Task data:
-- Opening Marker --

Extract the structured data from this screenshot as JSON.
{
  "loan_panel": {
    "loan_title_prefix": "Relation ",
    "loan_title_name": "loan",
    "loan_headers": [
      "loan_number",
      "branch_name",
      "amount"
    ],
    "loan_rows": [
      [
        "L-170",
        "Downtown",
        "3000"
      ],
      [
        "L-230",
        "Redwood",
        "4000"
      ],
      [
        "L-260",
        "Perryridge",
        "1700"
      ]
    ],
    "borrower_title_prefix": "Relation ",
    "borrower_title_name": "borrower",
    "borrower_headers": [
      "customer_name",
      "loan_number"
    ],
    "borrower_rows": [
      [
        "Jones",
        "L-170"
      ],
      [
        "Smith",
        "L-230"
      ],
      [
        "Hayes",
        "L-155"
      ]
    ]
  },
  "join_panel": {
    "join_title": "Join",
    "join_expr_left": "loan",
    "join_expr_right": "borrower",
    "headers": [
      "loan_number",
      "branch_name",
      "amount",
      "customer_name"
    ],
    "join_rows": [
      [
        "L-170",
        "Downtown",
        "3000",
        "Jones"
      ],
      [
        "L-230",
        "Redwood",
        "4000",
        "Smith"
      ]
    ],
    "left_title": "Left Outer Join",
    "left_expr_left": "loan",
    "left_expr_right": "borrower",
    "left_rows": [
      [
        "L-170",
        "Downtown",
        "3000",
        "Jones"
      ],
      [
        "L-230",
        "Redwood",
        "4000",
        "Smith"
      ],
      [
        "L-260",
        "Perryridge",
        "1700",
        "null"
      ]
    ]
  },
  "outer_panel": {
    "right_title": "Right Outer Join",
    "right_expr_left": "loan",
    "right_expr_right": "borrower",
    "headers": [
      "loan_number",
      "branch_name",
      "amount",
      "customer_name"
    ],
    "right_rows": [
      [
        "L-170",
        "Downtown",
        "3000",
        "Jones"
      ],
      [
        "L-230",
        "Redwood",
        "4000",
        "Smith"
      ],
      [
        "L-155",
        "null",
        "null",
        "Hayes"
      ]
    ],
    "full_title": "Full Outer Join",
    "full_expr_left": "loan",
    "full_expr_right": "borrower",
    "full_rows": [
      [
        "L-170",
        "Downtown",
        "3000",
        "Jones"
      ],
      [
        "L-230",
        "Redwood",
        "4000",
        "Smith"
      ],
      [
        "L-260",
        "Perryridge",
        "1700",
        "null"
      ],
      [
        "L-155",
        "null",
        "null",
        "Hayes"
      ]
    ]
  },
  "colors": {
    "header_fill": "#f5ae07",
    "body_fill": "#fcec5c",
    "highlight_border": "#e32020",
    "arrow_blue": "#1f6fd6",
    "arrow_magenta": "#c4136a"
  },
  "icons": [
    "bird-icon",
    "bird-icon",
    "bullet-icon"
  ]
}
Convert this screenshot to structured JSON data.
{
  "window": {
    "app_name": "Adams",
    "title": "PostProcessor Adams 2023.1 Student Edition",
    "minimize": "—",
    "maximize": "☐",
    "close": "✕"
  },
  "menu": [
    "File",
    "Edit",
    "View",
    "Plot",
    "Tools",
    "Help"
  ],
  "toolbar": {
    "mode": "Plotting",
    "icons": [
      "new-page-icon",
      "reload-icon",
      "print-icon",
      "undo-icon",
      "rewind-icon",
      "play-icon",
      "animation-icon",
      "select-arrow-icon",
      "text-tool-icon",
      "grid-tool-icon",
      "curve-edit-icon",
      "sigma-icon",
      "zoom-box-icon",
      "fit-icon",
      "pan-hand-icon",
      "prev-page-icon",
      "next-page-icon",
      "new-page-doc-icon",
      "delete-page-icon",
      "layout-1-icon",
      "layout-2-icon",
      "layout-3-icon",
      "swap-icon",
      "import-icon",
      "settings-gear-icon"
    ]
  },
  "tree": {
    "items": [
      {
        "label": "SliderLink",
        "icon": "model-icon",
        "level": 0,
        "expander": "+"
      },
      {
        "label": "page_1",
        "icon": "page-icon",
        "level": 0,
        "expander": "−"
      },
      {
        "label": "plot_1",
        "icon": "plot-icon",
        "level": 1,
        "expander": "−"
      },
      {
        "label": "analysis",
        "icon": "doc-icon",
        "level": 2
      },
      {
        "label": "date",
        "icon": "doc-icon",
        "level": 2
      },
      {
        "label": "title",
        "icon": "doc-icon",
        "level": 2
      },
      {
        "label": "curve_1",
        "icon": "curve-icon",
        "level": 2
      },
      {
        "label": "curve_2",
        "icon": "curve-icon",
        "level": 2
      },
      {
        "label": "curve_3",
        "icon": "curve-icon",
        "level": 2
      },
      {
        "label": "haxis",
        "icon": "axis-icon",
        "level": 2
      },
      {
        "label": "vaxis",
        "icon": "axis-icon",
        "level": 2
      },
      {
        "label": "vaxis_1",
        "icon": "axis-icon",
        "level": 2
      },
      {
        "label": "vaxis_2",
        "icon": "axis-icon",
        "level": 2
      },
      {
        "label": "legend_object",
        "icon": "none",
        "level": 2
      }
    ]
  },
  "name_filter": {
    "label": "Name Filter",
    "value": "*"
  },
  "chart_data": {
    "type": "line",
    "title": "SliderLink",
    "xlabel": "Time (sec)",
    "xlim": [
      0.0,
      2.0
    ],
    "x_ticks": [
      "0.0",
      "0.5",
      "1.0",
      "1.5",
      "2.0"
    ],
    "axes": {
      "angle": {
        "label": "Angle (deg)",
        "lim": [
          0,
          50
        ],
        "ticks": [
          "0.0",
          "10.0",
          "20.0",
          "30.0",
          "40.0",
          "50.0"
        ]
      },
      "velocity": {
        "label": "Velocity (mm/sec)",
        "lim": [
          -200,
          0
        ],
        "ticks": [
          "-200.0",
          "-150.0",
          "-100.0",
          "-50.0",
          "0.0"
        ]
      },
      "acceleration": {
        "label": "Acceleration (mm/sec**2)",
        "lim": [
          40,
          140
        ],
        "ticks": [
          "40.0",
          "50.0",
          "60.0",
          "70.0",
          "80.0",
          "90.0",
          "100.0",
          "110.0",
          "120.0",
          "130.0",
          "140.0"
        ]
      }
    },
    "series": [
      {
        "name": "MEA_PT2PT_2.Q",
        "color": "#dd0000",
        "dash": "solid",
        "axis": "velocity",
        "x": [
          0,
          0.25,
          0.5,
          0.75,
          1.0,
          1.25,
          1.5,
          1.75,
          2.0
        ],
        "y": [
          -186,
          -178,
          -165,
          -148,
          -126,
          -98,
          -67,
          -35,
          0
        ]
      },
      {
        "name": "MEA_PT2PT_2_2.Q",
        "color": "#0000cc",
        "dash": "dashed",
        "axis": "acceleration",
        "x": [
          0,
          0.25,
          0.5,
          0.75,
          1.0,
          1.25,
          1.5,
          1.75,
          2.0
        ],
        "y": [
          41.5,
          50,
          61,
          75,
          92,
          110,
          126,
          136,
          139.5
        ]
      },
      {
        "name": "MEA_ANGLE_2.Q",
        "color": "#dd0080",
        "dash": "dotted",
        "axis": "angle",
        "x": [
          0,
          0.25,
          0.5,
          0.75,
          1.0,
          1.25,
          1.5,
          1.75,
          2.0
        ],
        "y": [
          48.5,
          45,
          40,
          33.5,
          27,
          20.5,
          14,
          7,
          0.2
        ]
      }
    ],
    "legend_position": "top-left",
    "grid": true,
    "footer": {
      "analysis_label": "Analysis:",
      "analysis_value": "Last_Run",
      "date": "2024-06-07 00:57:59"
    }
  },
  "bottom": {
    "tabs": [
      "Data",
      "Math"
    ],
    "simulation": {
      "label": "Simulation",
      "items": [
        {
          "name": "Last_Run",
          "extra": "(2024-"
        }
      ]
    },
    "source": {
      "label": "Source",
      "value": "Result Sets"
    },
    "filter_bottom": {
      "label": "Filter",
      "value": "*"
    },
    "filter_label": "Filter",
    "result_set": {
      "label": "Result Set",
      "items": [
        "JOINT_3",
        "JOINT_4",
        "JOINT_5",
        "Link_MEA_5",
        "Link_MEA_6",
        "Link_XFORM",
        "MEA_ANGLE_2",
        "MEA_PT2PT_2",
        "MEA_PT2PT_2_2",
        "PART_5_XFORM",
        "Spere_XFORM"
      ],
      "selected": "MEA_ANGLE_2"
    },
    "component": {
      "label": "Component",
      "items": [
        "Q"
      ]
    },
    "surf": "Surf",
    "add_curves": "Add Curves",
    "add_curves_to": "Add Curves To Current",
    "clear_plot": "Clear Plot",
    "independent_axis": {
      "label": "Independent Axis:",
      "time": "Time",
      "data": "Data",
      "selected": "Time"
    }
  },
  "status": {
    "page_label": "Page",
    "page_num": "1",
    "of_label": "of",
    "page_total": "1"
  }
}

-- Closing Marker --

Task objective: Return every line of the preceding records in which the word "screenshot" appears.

Result of this exercise:
Extract the structured data from this screenshot as JSON.
Convert this screenshot to structured JSON data.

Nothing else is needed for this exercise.